▶ [Records for the exercise]

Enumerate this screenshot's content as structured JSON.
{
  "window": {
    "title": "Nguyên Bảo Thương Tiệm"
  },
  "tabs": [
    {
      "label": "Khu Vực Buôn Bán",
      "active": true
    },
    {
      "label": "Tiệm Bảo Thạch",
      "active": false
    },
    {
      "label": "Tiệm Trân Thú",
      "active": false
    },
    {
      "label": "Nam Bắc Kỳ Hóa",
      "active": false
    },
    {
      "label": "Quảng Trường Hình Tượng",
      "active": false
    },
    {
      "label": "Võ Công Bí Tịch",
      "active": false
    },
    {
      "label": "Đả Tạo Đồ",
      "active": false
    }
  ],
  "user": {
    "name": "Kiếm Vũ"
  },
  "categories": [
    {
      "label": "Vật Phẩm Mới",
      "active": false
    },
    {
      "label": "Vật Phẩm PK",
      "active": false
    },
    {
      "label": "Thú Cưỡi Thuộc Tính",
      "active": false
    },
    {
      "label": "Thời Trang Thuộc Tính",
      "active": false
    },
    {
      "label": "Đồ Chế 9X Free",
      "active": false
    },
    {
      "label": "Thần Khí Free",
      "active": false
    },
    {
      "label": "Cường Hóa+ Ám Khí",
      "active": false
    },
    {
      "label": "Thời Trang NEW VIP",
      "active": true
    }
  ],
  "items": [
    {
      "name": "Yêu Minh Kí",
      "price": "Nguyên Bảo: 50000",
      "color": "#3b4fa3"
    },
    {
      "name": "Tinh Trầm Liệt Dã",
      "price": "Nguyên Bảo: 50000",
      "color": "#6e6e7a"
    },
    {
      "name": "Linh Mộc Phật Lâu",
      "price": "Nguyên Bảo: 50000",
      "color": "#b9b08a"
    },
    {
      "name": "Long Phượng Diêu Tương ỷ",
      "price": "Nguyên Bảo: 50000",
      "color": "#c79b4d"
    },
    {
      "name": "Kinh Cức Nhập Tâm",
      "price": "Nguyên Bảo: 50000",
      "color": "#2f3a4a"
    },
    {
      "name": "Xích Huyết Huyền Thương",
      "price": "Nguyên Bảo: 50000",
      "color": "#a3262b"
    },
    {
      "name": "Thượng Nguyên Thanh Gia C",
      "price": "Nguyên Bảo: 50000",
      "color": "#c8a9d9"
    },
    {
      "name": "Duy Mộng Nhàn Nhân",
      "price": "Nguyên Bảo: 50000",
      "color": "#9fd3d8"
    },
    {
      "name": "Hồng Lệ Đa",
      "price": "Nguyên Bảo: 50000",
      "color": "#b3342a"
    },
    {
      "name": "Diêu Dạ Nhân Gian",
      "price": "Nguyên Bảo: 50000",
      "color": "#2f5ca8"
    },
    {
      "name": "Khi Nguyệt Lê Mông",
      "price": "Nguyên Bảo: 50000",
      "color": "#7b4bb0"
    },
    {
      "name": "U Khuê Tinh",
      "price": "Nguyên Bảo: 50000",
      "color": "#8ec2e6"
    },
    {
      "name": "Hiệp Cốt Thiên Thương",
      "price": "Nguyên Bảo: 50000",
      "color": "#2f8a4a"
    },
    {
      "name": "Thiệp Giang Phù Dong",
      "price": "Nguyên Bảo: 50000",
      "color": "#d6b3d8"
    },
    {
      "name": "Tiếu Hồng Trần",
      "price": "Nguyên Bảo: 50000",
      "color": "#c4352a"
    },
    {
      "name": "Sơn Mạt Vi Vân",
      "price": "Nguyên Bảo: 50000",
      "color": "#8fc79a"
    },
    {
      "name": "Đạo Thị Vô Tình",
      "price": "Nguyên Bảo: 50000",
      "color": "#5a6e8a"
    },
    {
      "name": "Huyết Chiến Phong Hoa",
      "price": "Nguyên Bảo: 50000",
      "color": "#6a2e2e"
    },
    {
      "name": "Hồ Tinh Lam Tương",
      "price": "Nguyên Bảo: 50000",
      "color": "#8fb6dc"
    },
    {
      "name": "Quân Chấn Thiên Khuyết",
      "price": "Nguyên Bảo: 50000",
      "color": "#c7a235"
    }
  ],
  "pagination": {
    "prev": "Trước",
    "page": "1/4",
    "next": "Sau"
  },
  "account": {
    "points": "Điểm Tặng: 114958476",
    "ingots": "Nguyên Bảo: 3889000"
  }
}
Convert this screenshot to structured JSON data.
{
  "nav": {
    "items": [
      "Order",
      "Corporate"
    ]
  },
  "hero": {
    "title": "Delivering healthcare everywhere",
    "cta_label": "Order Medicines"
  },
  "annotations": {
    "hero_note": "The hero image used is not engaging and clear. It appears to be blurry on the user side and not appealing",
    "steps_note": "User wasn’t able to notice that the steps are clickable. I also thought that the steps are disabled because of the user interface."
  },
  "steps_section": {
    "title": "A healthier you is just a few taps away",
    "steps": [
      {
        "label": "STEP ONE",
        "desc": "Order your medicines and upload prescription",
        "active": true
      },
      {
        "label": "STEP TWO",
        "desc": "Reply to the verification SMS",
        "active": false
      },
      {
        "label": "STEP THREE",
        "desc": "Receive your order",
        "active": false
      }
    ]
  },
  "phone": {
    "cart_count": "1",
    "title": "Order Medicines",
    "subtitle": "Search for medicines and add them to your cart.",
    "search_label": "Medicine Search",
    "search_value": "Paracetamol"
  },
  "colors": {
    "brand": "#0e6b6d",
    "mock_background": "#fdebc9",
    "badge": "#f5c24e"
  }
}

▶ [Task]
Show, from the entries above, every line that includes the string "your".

▶ [Response area]
        "desc": "Order your medicines and upload prescription",
        "desc": "Receive your order",
    "subtitle": "Search for medicines and add them to your cart.",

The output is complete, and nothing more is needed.